These defined lines and sharp colors appear to be in the midst of a rhythmic dance to an emotional score. The crucial question seems to be: are they the direct visual translation of sound or the visual interpretation of cognitive perception, in this case that of the Danish artist Mathias Mall? It is no coincidence that the Italians Fortunato Depero and Giacomo Balla spoke of their works as a “complex plastic abstractionism,” a definition that can certainly be transposed to the pictorial creations of Mathias Malling Mortensen.
Different sensory levels regulate our being in the world whereas their ordering manifests itself as a confluence of ever-evolving, lava-like rivers. What matters most to Malling Mortensen is not so much the gnoseological component or the way in which an object or an event comes to consciousness, but something that is closer to the surface. It is a purely aesthetic layer, that is, the one through which what is in front of us, but not necessarily—referring to the auditory sphere, that something can also be distant since the sound is omnipresent—is processed in the first moment of perception, the way it connects to our emotions and subsequently comes to have a psychological influence on us. It is a moment in which there is a complete connection of the human being, understood as unity of meaning, with the world and therefore a total immersive experience, an open sensoriality that flows into the gesture of form. Finally, it is a moment that generates what the art historian German Wilhelm Worringer, in Abstraction and Empathy (1908), calls “vital activities: modes of our action, ways in which we live out of our own innermost being in the thing we experience.” This is where Malling Mortensen’s intense abstract paintings—eulogy of the binomial positive void and negative void—are born. They narrate sound, since sound is everywhere and one cannot escape from it and therefore everything has a sound—hence the eponymous title of the exhibition.
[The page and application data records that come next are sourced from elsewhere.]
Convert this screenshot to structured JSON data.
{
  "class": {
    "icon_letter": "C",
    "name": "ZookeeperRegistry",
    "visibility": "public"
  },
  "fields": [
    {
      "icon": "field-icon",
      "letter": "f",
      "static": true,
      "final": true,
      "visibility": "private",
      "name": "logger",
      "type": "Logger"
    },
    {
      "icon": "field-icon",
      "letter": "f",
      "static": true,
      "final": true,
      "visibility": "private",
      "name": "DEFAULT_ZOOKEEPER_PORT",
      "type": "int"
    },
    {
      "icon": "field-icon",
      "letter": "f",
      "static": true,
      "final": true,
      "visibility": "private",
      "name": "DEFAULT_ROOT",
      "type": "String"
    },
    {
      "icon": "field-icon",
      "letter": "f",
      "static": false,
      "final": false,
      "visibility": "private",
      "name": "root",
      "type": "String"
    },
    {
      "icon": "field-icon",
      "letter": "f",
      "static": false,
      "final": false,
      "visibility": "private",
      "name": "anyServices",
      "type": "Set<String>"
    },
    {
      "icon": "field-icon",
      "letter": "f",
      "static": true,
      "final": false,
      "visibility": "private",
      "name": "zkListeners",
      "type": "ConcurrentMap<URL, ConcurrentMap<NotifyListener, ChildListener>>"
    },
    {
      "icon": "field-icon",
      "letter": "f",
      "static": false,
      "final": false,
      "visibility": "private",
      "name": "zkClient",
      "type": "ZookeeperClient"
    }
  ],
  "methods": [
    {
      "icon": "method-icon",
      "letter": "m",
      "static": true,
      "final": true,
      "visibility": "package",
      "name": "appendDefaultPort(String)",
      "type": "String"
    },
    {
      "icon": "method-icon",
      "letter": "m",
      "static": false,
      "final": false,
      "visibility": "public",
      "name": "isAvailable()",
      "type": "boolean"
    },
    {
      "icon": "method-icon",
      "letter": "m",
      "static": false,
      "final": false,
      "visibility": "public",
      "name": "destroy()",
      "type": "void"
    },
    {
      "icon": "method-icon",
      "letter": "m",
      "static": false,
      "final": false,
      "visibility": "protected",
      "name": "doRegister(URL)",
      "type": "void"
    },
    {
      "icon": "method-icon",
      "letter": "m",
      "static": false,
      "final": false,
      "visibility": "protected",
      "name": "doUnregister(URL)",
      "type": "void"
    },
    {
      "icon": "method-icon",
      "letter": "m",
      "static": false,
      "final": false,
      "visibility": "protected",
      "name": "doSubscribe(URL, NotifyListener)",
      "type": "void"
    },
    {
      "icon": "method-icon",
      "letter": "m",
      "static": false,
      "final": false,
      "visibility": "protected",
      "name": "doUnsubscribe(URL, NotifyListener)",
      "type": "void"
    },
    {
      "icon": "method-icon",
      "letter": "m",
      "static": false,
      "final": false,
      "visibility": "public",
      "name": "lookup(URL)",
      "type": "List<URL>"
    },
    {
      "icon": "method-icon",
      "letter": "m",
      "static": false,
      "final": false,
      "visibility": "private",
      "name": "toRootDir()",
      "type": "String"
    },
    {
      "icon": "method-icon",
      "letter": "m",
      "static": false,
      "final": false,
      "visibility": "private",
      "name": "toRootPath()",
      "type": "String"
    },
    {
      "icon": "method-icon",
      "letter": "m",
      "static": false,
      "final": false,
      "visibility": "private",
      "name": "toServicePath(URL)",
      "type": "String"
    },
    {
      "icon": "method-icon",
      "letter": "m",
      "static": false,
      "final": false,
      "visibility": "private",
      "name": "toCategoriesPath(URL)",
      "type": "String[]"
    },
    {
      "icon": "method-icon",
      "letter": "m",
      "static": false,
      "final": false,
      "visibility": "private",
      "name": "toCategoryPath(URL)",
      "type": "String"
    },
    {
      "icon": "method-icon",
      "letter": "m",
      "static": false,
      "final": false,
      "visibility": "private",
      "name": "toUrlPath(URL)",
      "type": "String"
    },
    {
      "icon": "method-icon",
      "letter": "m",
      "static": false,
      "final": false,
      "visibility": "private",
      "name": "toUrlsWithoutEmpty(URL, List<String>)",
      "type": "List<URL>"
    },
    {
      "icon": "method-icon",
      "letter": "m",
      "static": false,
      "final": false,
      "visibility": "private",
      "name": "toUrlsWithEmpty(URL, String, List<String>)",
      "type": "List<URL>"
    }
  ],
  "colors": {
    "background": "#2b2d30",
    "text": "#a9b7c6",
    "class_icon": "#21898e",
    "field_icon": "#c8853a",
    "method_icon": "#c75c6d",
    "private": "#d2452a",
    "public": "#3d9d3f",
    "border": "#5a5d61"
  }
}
Form has sound, sound has form, but perhaps that form is in the textures of the brain of the person who hears it? Therefore, the answer to the original question should probably not be asked in terms of a unique choice but rather is dialectical or intricate, since a complex web of references and sensorial stratifications rise in front of the question itself. The more certain and indeed irrefutable answer is that there is movement in sound and music. And perhaps it is movement that causes the visual sense to reach the heights of pure abstraction allowing the lines to vibrate above, in a hyper-thin void similar to the interspatial one.
– Domenico de Chirico
Source: Bjorn & Gundorff Gallery